That concern for improving the balance of power does not answer the question of whether realists should recommend accommodation with China, recognizing an expanding sphere of influence as the country approaches superpower status, or containment and deterrence, seeking to keep China from dominating East Asia and controlling a greater share of world order. If the question is the same as for Russia, accommodation—or appeasement, to critics—would seem to be the answer. But the question is not the same. The argument against NATO expansion after the Cold War was that Russia was drastically weakened, had capitulated to the West and no longer needed to be deterred, and should not be kicked when it was down since it would eventually reenter the ranks of major powers. The argument today for combining accommodation on Ukraine and reinforced deterrence in the Baltic region is that Russia is still weak in the overall power balance, but should not be allowed to miscalculate the West’s resolve to honor its new alliance commitments, even if making the commitments was a mistake. In contrast, China is strong now, getting stronger and showing that its ambitions are growing in tandem with its power.

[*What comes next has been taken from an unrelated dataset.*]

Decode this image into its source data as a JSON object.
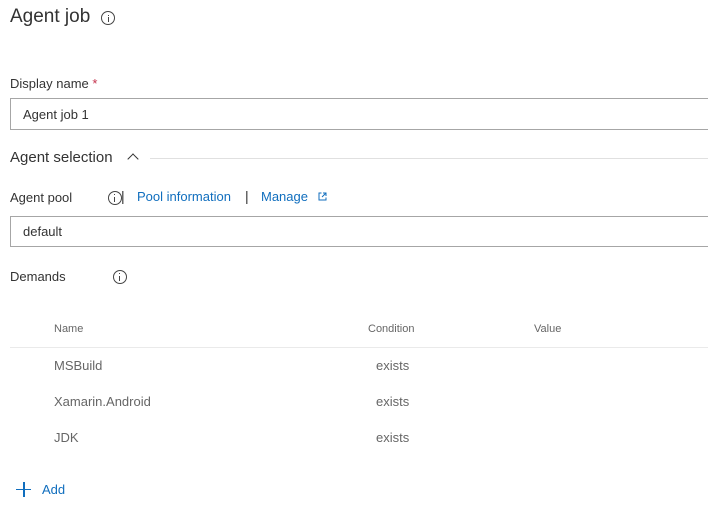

There is no realist catechism to dictate choices between compromise and containment in any of these cases unless evidence of aggressive military intent becomes unambiguous. This is unfortunate, especially in regard to the principal challenge, China, since realists do not offer a corporate alternative to policies endorsed by liberals or neoconservatives. A clearer majority of realists tilt in favor of restraint in regard to Iran, since it is a respectable middle power but not a major one, has no military allies of consequence, has not evinced suicidal behavior so far, faces an overwhelming imbalance of capability and is unlikely to think that it could get away with overt military aggression at an acceptable price. What separates these realists from more confrontational critics is a clearer focus on the high costs to our own side of the alternative to restraint, containment and deterrence of a nuclearized Iran: preventive war. There is barely any disagreement of significance among realists, or between them and any other strategic clique, about how to handle the greater threat of North Korea, an unambiguously aggressive regime against which strong deterrence has been institutionalized over more than six decades.

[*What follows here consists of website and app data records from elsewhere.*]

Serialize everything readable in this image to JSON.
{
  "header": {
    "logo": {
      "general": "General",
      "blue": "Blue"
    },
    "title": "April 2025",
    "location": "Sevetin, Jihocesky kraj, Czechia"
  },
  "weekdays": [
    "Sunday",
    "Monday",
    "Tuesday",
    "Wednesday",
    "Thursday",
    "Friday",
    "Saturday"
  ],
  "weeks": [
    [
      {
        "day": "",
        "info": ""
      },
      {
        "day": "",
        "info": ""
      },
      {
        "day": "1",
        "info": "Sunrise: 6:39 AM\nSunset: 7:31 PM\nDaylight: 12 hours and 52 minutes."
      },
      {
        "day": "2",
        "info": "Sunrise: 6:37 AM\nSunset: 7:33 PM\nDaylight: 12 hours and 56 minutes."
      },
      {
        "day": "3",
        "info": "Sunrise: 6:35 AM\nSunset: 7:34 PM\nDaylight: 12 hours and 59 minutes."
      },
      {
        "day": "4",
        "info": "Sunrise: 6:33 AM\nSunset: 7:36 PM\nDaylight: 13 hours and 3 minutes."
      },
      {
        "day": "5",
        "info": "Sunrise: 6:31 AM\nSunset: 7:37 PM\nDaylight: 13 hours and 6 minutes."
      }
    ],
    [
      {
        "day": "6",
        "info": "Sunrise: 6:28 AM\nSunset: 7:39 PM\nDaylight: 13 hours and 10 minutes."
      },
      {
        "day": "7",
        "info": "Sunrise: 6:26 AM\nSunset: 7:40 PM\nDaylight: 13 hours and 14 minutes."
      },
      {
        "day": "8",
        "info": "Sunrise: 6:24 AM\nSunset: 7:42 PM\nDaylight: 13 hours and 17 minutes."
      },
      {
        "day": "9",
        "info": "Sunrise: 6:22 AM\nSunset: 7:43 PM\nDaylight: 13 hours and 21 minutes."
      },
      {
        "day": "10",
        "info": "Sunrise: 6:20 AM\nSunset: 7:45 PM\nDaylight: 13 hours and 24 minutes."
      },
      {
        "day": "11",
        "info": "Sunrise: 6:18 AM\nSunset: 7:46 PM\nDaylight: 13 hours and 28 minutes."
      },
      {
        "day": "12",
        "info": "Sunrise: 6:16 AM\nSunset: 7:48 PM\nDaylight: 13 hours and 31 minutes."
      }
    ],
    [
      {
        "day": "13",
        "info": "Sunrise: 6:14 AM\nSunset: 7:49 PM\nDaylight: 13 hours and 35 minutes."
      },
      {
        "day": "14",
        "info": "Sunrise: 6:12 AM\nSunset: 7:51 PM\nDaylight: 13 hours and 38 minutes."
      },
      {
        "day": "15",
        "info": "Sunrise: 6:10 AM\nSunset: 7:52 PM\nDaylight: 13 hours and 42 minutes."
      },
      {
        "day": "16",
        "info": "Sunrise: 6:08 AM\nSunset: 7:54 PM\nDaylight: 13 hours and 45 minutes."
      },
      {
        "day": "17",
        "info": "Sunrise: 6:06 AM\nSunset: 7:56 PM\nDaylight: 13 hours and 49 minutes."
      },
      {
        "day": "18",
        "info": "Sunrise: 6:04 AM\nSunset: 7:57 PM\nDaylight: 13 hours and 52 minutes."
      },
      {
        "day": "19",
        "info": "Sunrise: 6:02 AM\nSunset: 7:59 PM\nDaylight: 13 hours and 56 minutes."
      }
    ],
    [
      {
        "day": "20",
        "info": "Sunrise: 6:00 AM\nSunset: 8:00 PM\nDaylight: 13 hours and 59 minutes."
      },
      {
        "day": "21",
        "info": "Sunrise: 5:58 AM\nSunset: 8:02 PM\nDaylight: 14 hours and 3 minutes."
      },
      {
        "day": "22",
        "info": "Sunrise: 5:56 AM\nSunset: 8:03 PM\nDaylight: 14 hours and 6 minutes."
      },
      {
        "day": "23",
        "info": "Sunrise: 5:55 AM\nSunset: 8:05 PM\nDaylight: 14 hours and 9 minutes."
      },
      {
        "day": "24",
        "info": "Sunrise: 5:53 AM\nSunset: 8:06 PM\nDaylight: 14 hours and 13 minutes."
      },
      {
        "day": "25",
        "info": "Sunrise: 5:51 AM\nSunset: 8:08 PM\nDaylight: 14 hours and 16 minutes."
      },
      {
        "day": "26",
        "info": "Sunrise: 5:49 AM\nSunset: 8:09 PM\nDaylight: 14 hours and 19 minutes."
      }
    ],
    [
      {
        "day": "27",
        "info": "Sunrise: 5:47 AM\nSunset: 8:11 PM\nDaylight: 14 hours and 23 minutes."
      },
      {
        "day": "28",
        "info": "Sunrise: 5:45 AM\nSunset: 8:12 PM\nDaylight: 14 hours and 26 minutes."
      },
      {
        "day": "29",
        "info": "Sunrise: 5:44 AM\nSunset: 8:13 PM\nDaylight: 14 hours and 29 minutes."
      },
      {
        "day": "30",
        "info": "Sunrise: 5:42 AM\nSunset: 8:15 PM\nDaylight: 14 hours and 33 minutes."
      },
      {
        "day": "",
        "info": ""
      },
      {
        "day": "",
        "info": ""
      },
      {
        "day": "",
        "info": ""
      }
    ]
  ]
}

So there is little point in any effort to pose realism as a coherent prescription for specific choices today as long as judgments about the nature and intensity of adversary intentions vary. There will always be a point, however, in reminding policy makers to apply two realist principles to their analyses as they decide: focus not on acting against evil, but on which options will result in the least evil outcomes; and choose options supportable by the power at hand, not ones whose success requires adversaries to capitulate because they realize they are in the wrong.